* _Problem statement_: Copy the data below exactly. Any pictures in it should be omitted.
•••••
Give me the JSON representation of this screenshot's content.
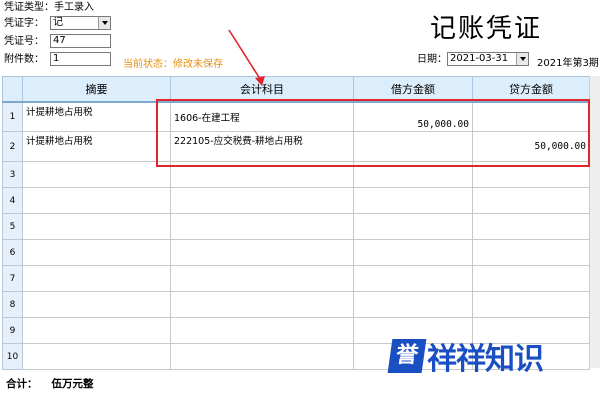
{
  "header": {
    "voucher_type_label": "凭证类型：",
    "voucher_type_value": "手工录入",
    "voucher_word_label": "凭证字：",
    "voucher_word_value": "记",
    "voucher_no_label": "凭证号：",
    "voucher_no_value": "47",
    "attachments_label": "附件数：",
    "attachments_value": "1",
    "status_text": "当前状态：修改未保存",
    "title": "记账凭证",
    "date_label": "日期：",
    "date_value": "2021-03-31",
    "period_text": "2021年第3期"
  },
  "table": {
    "columns": [
      "摘要",
      "会计科目",
      "借方金额",
      "贷方金额"
    ],
    "rows": [
      {
        "num": "1",
        "summary": "计提耕地占用税",
        "account": "1606-在建工程",
        "debit": "50,000.00",
        "credit": ""
      },
      {
        "num": "2",
        "summary": "计提耕地占用税",
        "account": "222105-应交税费-耕地占用税",
        "debit": "",
        "credit": "50,000.00"
      },
      {
        "num": "3",
        "summary": "",
        "account": "",
        "debit": "",
        "credit": ""
      },
      {
        "num": "4",
        "summary": "",
        "account": "",
        "debit": "",
        "credit": ""
      },
      {
        "num": "5",
        "summary": "",
        "account": "",
        "debit": "",
        "credit": ""
      },
      {
        "num": "6",
        "summary": "",
        "account": "",
        "debit": "",
        "credit": ""
      },
      {
        "num": "7",
        "summary": "",
        "account": "",
        "debit": "",
        "credit": ""
      },
      {
        "num": "8",
        "summary": "",
        "account": "",
        "debit": "",
        "credit": ""
      },
      {
        "num": "9",
        "summary": "",
        "account": "",
        "debit": "",
        "credit": ""
      },
      {
        "num": "10",
        "summary": "",
        "account": "",
        "debit": "",
        "credit": ""
      }
    ]
  },
  "footer": {
    "total_label": "合计：",
    "total_value": "伍万元整"
  },
  "watermark": {
    "box_char": "誉",
    "text": "祥祥知识"
  },
  "colors": {
    "highlight_red": "#e0262b",
    "status_orange": "#e8900c",
    "header_blue": "#dceefc",
    "brand_blue": "#1a4fc4"
  }
}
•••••
* _Written solution_:
Give me the JSON representation of this screenshot's content.
{
  "header": {
    "voucher_type_label": "凭证类型：",
    "voucher_type_value": "手工录入",
    "voucher_word_label": "凭证字：",
    "voucher_word_value": "记",
    "voucher_no_label": "凭证号：",
    "voucher_no_value": "47",
    "attachments_label": "附件数：",
    "attachments_value": "1",
    "status_text": "当前状态：修改未保存",
    "title": "记账凭证",
    "date_label": "日期：",
    "date_value": "2021-03-31",
    "period_text": "2021年第3期"
  },
  "table": {
    "columns": [
      "摘要",
      "会计科目",
      "借方金额",
      "贷方金额"
    ],
    "rows": [
      {
        "num": "1",
        "summary": "计提耕地占用税",
        "account": "1606-在建工程",
        "debit": "50,000.00",
        "credit": ""
      },
      {
        "num": "2",
        "summary": "计提耕地占用税",
        "account": "222105-应交税费-耕地占用税",
        "debit": "",
        "credit": "50,000.00"
      },
      {
        "num": "3",
        "summary": "",
        "account": "",
        "debit": "",
        "credit": ""
      },
      {
        "num": "4",
        "summary": "",
        "account": "",
        "debit": "",
        "credit": ""
      },
      {
        "num": "5",
        "summary": "",
        "account": "",
        "debit": "",
        "credit": ""
      },
      {
        "num": "6",
        "summary": "",
        "account": "",
        "debit": "",
        "credit": ""
      },
      {
        "num": "7",
        "summary": "",
        "account": "",
        "debit": "",
        "credit": ""
      },
      {
        "num": "8",
        "summary": "",
        "account": "",
        "debit": "",
        "credit": ""
      },
      {
        "num": "9",
        "summary": "",
        "account": "",
        "debit": "",
        "credit": ""
      },
      {
        "num": "10",
        "summary": "",
        "account": "",
        "debit": "",
        "credit": ""
      }
    ]
  },
  "footer": {
    "total_label": "合计：",
    "total_value": "伍万元整"
  },
  "watermark": {
    "box_char": "誉",
    "text": "祥祥知识"
  },
  "colors": {
    "highlight_red": "#e0262b",
    "status_orange": "#e8900c",
    "header_blue": "#dceefc",
    "brand_blue": "#1a4fc4"
  }
}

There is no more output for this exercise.